All the creditors listed in the documents will receive notice of bankruptcy.  This mailing will come from the Bankruptcy Notice Center and may take 1-2 weeks before the creditors receive the notice.  It may also take the creditors another 1-2 weeks to update their computers.  Therefore, if a creditor contacts you after the bankruptcy is filed you should give them the case number (that is on the letter that I sent you when we filed the case), plus my contact information.  By federal law that creditor or collection company is to stop contacting you.

The bankruptcy trustee assigned to your case will send you a letter requesting certain documents, such as bank statements, tax returns, business operating information, inventory request and other documents.  You already provided most of this information to our office, but there may some information that you have not provided.  Each trustee has a different list of document so we are never certain exactly what documents you will need until we receive the letter from the trustee.  Normally, the trustee’s letter comes to you, not to us.  Therefore, once you receive the letter immediately forward a copy to Jay, along with any requested documents you did not provide us.  There is a very tight deadline to send these documents to the trustee so please contact Jay immediately.

Call Jay if you do not receive this letter within 14 days after your bankruptcy is filed; he will follow up with your trustee.

Both you and Diane will attend the meeting with the trustee (creditors’ meeting).  If you fail to provide the requested information to the trustee then most likely the creditors’ meeting will be postponed.  This will mean that you have to come down for another meeting, plus Diane will charge a fee for this additional time.

The trustee may request that your company surrender certain valuable items for liquidation.  Those funds will be paid to your company’s creditors, after the trustee takes a percentage and the trustee’s attorney may also take their fees.

In a chapter 7 a business does not receive a discharge, unlike an individual who does.  The trustee will eventually close the file, but you will not receive a formal notice from the court. You can check with Diane to determine whether or not the final paperwork has been filed, but it may take several months to a couple of years.  Normally once the case is closed by the court Diane will send an email with that information.

After a bankruptcy is filed, but before the discharge is entered, the secured creditor, or landlord, could request the debtor sign a new contract “reaffirmation agreement”. This new contract has the exact terms as the original, Section 524(c) and (k) delineates several documents, disclosures and procedures that must be followed by the creditor in obtaining this new contract. It must be approved by the Court in order to be binding on the debtor. It is most likely no debtor’s attorney will sign the reaffirmation agreement because 524(k)(5)(B) requires that the debtor’s attorney certify that the debtor will be able to make the payments.

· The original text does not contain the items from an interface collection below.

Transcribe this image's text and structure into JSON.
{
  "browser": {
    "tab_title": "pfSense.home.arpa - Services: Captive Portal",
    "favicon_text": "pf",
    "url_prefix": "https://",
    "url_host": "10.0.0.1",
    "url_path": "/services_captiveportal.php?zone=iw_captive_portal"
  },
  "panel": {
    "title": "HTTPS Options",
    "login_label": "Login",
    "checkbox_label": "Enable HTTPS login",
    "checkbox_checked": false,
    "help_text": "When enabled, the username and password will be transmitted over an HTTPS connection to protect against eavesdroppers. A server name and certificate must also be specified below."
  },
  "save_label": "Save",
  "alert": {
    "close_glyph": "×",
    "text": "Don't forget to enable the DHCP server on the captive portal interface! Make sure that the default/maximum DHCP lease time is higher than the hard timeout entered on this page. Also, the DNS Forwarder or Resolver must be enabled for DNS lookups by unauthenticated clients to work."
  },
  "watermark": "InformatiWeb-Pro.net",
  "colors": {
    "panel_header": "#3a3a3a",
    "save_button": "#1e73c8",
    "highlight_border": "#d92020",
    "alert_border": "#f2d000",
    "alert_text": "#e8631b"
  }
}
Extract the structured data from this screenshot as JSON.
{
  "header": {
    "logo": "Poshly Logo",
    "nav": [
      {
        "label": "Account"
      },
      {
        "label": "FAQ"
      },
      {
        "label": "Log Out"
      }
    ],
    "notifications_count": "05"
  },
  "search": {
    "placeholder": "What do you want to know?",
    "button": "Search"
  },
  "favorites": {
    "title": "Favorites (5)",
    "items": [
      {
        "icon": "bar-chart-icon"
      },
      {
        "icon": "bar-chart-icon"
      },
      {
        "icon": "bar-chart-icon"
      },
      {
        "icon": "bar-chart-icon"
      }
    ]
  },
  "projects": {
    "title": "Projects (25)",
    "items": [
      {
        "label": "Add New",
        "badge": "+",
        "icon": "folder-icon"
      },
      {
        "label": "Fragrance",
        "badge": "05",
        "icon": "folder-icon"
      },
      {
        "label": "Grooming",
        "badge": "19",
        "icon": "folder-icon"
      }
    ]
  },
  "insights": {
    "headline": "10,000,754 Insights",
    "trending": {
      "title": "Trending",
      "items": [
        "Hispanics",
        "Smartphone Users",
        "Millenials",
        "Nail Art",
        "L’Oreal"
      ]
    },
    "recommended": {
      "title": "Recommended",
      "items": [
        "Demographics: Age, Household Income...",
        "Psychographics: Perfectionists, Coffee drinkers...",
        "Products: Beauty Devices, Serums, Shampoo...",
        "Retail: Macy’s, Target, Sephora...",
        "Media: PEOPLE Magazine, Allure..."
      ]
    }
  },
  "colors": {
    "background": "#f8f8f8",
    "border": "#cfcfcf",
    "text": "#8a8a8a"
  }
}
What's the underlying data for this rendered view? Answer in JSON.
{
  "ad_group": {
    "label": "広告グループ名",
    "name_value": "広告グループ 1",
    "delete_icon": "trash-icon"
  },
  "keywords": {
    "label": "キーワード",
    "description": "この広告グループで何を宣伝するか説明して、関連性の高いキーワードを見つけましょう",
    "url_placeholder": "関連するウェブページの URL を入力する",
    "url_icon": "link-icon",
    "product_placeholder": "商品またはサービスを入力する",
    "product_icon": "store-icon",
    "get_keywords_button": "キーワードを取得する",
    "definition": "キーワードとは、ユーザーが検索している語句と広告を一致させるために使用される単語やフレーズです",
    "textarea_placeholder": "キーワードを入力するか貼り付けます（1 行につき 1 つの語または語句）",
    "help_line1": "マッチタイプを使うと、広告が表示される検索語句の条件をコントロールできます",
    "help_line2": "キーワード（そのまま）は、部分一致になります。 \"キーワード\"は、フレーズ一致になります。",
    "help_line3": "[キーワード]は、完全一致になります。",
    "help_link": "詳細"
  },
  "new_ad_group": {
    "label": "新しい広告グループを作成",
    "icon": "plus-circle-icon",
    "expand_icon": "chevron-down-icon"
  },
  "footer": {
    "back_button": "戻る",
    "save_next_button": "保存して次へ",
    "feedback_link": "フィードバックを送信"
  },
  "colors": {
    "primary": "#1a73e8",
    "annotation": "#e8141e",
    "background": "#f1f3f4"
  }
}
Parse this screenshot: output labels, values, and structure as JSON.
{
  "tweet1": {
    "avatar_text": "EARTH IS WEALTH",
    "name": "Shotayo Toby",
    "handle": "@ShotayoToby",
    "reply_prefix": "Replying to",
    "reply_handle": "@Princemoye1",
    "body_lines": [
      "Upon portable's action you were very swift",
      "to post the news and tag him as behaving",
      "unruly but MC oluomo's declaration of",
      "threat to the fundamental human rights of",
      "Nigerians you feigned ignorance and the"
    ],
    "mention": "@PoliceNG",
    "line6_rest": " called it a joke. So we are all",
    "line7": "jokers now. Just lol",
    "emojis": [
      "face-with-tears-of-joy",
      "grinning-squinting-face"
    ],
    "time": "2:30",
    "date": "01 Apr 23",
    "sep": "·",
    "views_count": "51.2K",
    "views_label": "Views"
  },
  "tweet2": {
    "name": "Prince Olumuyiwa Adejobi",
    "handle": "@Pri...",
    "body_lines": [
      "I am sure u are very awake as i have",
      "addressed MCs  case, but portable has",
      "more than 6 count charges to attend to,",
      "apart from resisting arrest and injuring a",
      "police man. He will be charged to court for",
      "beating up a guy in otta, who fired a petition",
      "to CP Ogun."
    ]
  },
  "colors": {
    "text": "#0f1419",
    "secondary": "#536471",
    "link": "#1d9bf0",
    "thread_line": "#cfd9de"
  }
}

This is not only ludicrous, but how could anyone certified anyone’s ability to pay a future debt. This is also new law and few, if any, creditors will be able to follow the complicated procedures.

Below is a link to a video of Bankruptcy Judge Eileen W. Hollowell, filmed explaining the reaffirmation process.